-- Records follows --
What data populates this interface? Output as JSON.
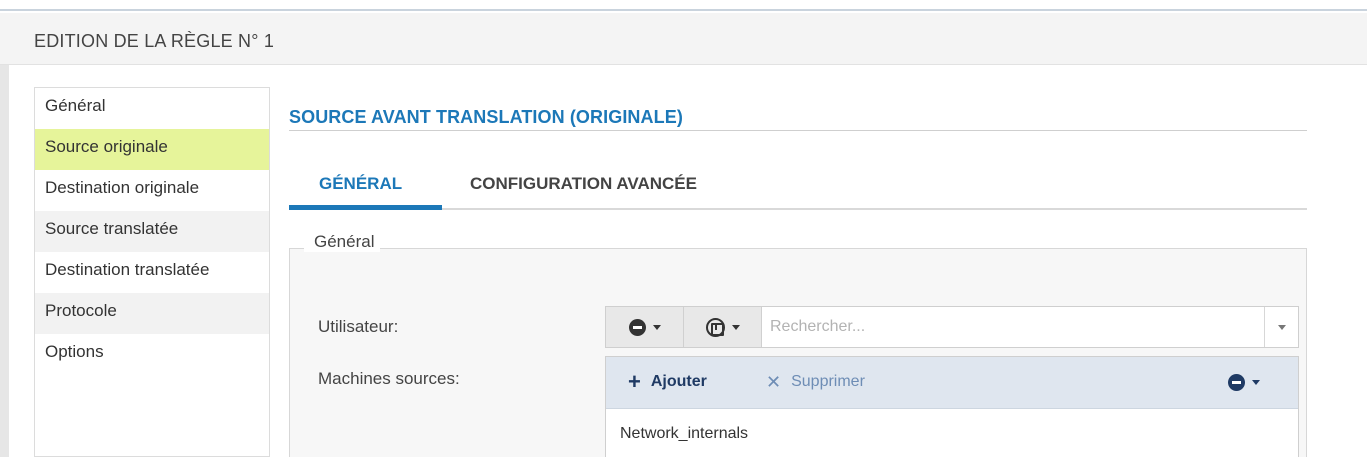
{
  "header": {
    "title": "EDITION DE LA RÈGLE N° 1"
  },
  "sidebar": {
    "items": [
      {
        "label": "Général",
        "active": false
      },
      {
        "label": "Source originale",
        "active": true
      },
      {
        "label": "Destination originale",
        "active": false
      },
      {
        "label": "Source translatée",
        "active": false
      },
      {
        "label": "Destination translatée",
        "active": false
      },
      {
        "label": "Protocole",
        "active": false
      },
      {
        "label": "Options",
        "active": false
      }
    ]
  },
  "section": {
    "title": "SOURCE AVANT TRANSLATION (ORIGINALE)"
  },
  "tabs": [
    {
      "label": "GÉNÉRAL",
      "active": true
    },
    {
      "label": "CONFIGURATION AVANCÉE",
      "active": false
    }
  ],
  "general": {
    "legend": "Général",
    "user_label": "Utilisateur:",
    "user_search_placeholder": "Rechercher...",
    "machines_label": "Machines sources:"
  },
  "grid": {
    "add_label": "Ajouter",
    "delete_label": "Supprimer",
    "rows": [
      "Network_internals"
    ]
  },
  "colors": {
    "accent": "#1c78b8",
    "active_sidebar": "#e6f49a",
    "toolbar_bg": "#dfe6ef",
    "add_color": "#1f3a64",
    "delete_color": "#6e8db5"
  },
  "icons": {
    "user_type": "minus-circle-icon",
    "user_directory": "directory-icon",
    "add": "plus-icon",
    "delete": "close-icon",
    "filter": "minus-circle-icon"
  }
}
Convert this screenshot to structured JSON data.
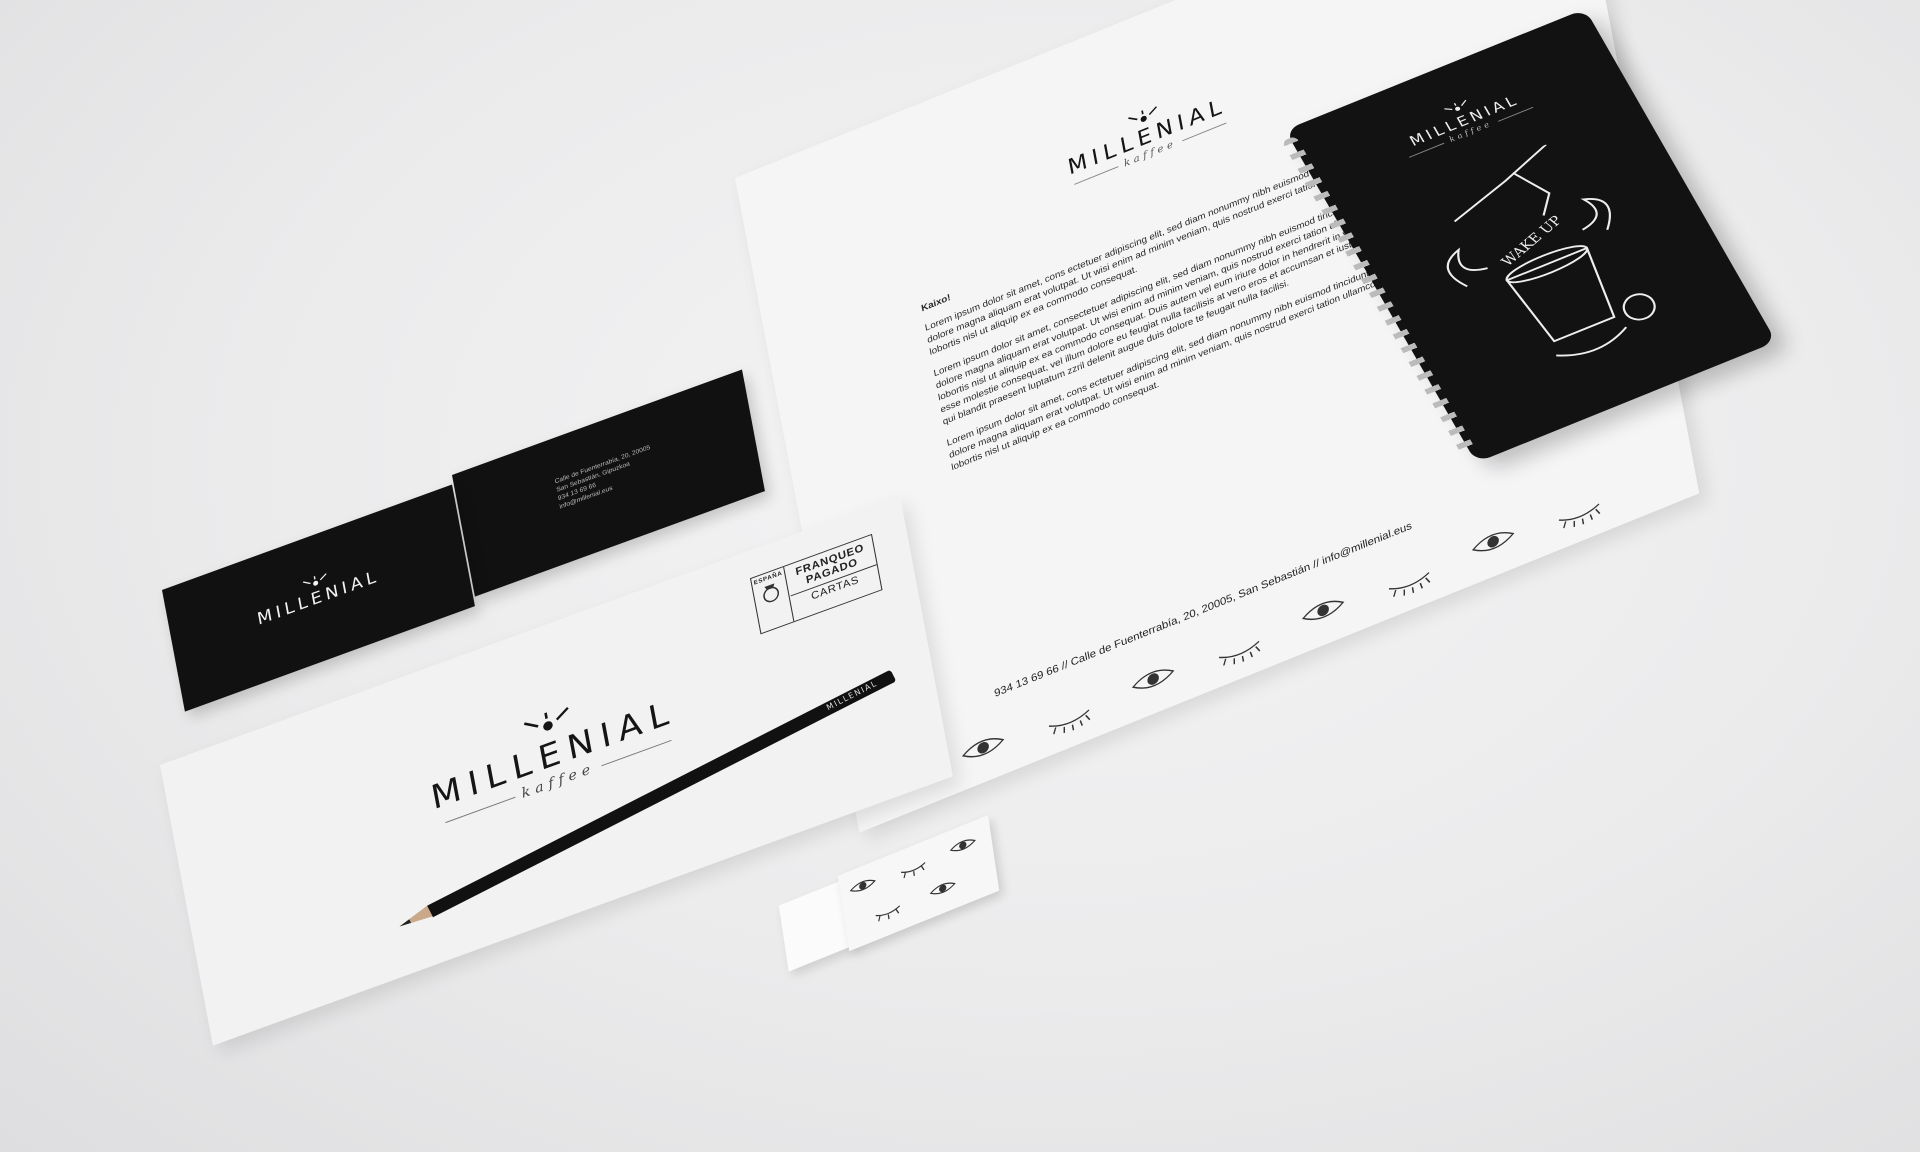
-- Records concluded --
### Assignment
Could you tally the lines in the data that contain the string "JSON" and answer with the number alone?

### Answer to the problem
2